“I love you, but you’re being ridiculous right now.”
“I’m sorry you’re hurt, but what I said was true.”
“I shouldn’t have done that, but you shouldn’t have said what you did.”
All three of these statements are ones you may have said or heard in your own relationship, and as well intended as they may be, they are completely useless. The first part of the statement – the apology or admission of love – is retracted as soon as it is followed up with a contradicting “but.”
The word “but” is: “used to introduce something contrasting with what has already been mentioned,” and therefore is the last thing you want to hear following a compliment or an apology. Yet so many of us seem to rely on that double edged tactic.
I hear statements like these a lot in session with couples in distress. As they try to communicate with one another, they struggle to allow themselves to be left defenseless. Years, months, or even weeks of feeling like enemies rather than teammates has left each partner feeling as though if they don’t speak up for themselves, no one else will. If they leave off the “but” part of their apologies, everything in the relationship will be pinned on them, and that is just too scary or unfair of a thought, so the “but”s come every time.
The problem with “but” statements is simple. Such statements mean neither spouse is getting what they feel they need to move past the hurt in the relationship. Apologies can’t be accepted when they don’t feel genuine, and it becomes more difficult for partners to apologize in return, when all they hear is “I’m sorry, but…”
Sometimes I hear justifications like, “I DID apologize, she just didn’t accept it.” The problem is if your partner only apologizes by using a “but,” it’s hard to believe that they feel your feelings are valid at all, and how can you be vulnerable with someone who doesn’t feel your feelings are valid? With every “but” statement that hits, you only have more proof that you are alone and can only look out for number one.
This doesn’t mean that you need to just take full responsibility for everything that has gone wrong in the relationship, nor does it mean you can’t voice your feelings of hurt. Instead, we all need to delete our buts and use some periods instead.
Take the time to try and hear these statements as though they are coming from a friend or a partner:
“I’m sorry, I shouldn’t have said that, but I felt as though you were attacking me.”
“I’m sorry, I shouldn’t have said that. I felt as though you were attacking me.”
“I really love that you cleaned up, but could you finish putting the dishes away?”
“I really love that you cleaned up. Could you finish putting the dishes away?”
In all of these statements, only one thing was changed, however, the statements with pauses instead of buts sound so much more soft and are much easier to accept as genuine.
Granted, this is just the simplest possible way to make your statements softer and more genuine towards your partner, you can also utilize other tactics such as using feeling words and avoiding “you” statements. However, removing your “but”s is a good place to start. Next time you hear yourself offering up a contradictory apology, take a second to try it again, this time with a pause. Allow your “I love you,” or your “I’m sorry,” to stand alone to take full effect. Then follow up with your own concerns. They still matter.

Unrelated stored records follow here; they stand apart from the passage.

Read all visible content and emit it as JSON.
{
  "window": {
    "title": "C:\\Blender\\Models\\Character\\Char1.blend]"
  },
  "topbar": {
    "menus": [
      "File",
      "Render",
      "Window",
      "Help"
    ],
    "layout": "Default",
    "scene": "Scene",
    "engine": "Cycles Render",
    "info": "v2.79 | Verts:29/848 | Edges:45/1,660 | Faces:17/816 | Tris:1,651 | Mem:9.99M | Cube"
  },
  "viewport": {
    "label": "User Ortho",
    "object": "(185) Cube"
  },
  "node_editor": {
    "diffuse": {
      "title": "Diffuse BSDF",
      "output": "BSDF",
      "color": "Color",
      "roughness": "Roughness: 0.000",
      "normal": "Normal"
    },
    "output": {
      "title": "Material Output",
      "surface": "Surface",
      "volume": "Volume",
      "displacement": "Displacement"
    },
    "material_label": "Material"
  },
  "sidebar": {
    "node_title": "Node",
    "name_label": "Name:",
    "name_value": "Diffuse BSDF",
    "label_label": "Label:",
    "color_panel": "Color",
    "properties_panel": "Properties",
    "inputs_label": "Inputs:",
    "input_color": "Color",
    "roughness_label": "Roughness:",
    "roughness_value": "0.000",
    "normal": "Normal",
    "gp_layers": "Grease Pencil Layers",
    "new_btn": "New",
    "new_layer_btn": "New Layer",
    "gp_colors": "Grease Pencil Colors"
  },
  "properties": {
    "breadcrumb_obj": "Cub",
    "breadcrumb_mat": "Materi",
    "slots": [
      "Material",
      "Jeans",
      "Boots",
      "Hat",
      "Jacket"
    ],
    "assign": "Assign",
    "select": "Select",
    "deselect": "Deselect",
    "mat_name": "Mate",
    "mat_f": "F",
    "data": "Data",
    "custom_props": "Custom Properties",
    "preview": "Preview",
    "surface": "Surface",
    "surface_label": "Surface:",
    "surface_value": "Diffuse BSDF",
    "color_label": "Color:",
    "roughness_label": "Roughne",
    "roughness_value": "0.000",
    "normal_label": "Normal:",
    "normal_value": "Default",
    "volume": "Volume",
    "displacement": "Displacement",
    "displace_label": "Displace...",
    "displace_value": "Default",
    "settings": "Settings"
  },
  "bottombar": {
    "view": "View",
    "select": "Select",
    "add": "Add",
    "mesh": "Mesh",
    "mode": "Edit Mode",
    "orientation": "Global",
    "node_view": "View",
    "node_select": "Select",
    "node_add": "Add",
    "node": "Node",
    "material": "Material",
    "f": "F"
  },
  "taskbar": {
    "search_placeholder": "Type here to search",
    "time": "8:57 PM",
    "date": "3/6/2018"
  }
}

For more tips on how to better communicate in your relationship, try taking the RELATE assessment now.
Written by Melece, master’s in Marriage and family therapy. Reviewed by Brian Willoughby, PhD.